“The number of persons with diabetes is projected to grow from 463 million to 700 million worldwide between 2019 and 2045, with the greatest effect occurring in low- and middle-income countries. Given the growing number of cases of diabetes (90% of which are type 2), an increased incidence of complications of diabetes, particularly cardiovascular disease and chronic kidney disease, is anticipated. The need is urgent to develop and deploy effective therapies for diabetes — especially those that reduce the risks of serious complications — across populations,” commented Tuttle.

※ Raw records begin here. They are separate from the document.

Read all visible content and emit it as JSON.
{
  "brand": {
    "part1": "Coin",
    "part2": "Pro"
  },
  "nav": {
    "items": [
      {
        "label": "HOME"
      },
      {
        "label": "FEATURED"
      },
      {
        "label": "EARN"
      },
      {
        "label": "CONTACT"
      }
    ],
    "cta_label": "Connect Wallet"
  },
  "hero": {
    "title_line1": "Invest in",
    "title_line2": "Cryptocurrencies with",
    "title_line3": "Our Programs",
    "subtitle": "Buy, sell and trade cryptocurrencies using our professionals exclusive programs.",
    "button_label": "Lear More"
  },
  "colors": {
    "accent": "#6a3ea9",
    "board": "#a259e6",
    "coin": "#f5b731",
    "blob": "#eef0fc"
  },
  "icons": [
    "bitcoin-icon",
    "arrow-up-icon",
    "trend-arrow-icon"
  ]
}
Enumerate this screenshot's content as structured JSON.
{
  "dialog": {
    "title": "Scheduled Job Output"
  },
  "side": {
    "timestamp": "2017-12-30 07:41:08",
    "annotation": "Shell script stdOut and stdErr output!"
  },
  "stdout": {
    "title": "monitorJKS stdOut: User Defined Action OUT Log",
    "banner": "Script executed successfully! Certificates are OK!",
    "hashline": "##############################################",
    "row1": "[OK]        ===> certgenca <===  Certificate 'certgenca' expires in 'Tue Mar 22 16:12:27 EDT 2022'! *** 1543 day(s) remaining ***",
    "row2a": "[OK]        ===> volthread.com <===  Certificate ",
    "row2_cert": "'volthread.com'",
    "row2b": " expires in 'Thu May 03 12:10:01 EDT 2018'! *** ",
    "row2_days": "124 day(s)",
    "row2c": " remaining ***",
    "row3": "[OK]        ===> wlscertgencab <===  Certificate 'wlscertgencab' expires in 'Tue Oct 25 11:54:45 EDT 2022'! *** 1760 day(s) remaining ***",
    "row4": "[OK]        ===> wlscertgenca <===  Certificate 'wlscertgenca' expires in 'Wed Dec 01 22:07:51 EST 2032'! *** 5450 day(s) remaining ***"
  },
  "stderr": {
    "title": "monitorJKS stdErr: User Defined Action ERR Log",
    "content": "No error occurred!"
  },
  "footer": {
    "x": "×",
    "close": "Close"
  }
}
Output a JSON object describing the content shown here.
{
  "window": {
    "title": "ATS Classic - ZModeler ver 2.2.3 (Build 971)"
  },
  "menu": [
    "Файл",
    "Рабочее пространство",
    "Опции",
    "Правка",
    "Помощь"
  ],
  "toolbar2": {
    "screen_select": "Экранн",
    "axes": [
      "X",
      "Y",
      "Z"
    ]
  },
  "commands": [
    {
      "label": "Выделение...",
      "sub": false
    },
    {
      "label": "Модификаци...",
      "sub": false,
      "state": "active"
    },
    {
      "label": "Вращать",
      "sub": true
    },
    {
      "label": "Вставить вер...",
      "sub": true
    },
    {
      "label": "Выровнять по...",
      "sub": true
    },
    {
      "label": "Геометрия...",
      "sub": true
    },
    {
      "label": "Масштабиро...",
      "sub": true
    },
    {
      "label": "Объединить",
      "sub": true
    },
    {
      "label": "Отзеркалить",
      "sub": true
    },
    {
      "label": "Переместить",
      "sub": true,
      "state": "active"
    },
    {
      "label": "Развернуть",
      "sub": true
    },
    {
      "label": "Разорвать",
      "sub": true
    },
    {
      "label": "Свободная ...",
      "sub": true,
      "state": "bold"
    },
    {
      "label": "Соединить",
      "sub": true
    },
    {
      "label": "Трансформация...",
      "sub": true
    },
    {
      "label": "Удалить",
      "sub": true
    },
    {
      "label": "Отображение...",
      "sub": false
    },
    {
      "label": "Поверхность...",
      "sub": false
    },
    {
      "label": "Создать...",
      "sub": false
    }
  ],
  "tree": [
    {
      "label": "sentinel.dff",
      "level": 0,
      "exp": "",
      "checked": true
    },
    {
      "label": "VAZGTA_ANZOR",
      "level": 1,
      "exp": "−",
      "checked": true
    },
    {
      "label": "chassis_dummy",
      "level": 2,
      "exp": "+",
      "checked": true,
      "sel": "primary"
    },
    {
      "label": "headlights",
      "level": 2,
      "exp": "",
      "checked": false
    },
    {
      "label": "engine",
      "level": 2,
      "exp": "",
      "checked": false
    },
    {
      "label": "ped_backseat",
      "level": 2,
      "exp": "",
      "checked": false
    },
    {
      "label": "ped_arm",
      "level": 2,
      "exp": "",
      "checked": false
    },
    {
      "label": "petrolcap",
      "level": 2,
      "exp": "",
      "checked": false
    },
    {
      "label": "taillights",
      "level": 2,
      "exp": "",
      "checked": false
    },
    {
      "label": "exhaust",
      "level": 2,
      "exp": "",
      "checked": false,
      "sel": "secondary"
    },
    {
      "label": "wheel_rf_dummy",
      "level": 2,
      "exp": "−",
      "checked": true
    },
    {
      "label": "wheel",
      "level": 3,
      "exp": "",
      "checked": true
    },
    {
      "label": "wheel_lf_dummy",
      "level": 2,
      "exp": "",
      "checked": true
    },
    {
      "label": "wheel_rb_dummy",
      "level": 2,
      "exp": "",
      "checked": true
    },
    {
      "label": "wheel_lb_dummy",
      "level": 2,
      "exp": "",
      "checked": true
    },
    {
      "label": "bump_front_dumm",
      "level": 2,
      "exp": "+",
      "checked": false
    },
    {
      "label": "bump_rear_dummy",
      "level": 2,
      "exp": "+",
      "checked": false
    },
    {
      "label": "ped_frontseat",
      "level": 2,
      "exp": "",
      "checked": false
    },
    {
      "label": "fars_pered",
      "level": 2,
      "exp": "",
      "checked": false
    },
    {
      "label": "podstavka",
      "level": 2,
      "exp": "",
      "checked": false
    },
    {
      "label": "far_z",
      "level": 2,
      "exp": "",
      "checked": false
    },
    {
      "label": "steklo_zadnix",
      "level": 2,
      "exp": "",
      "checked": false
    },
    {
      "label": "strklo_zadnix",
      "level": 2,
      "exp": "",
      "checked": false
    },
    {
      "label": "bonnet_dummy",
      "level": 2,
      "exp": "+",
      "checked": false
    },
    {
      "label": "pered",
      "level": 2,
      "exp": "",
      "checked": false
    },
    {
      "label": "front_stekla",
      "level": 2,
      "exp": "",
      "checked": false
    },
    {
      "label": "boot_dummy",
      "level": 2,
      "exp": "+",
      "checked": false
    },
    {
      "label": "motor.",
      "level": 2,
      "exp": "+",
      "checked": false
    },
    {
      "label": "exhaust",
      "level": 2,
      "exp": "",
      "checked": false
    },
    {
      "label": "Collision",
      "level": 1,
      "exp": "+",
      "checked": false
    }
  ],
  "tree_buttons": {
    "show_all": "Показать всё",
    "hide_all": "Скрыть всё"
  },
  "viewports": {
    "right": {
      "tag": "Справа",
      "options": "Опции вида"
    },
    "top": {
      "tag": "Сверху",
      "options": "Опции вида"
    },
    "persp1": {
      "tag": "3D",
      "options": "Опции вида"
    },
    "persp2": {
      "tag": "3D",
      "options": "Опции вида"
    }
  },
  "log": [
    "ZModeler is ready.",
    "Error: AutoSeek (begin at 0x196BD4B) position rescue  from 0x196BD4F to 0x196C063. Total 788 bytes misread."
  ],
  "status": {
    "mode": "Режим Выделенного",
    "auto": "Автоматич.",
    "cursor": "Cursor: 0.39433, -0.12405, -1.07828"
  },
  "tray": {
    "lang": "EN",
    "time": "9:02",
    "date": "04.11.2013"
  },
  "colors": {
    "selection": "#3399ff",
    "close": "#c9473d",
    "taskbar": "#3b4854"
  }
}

“At doses of 5 mg, 10 mg, or 15 mg weekly, tirzepatide provided more effective and dose-dependent reductions in the glycated hemoglobin level than standard treatment with the GLP-1 receptor agonist semaglutide (at a dose of 1 mg weekly),” she concluded.
Limitations of the study included unblinded treatment, short 40-week duration, and the inclusion of few Black patients.
In patients with type 2 diabetes, tirzepatide was noninferior and superior to semaglutide in mean change in the glycated hemoglobin level from baseline to 40 weeks.
Tirzepatide also brought about more significant reductions in body weight and blood pressure.
Liz Meszaros, Deputy Managing Editor, BreakingMED™
This study was supported by Eli Lilly.
Frías has received support from AstraZeneca, Boehringer Ingelheim, Bristol-Myers Squibb Company, Eli Lilly and Company, Janssen Global Services, LLC, Merck, Novartis, Novo Nordisk, Pfizer, and Sanofi US Services Inc.
Tuttle reported personal fees and non-financial support from AstraZeneca, grants and personal fees from Bayer, personal fees and non-financial support from Kyokawa Hakko Kirin, personal fees from Janssen, grants from Goldfinch Bio, personal fees and non-financial support from Gilead, grants, personal fees and non-financial support from Eli Lilly, personal fees, non-financial support and other from Boehringer Ingelheim, personal fees and other from Novo Nordisk, outside the submitted work.
Cat ID: 12
Topic ID: 76,12,730,446,447,12,13,182,187,192,669,918,925,181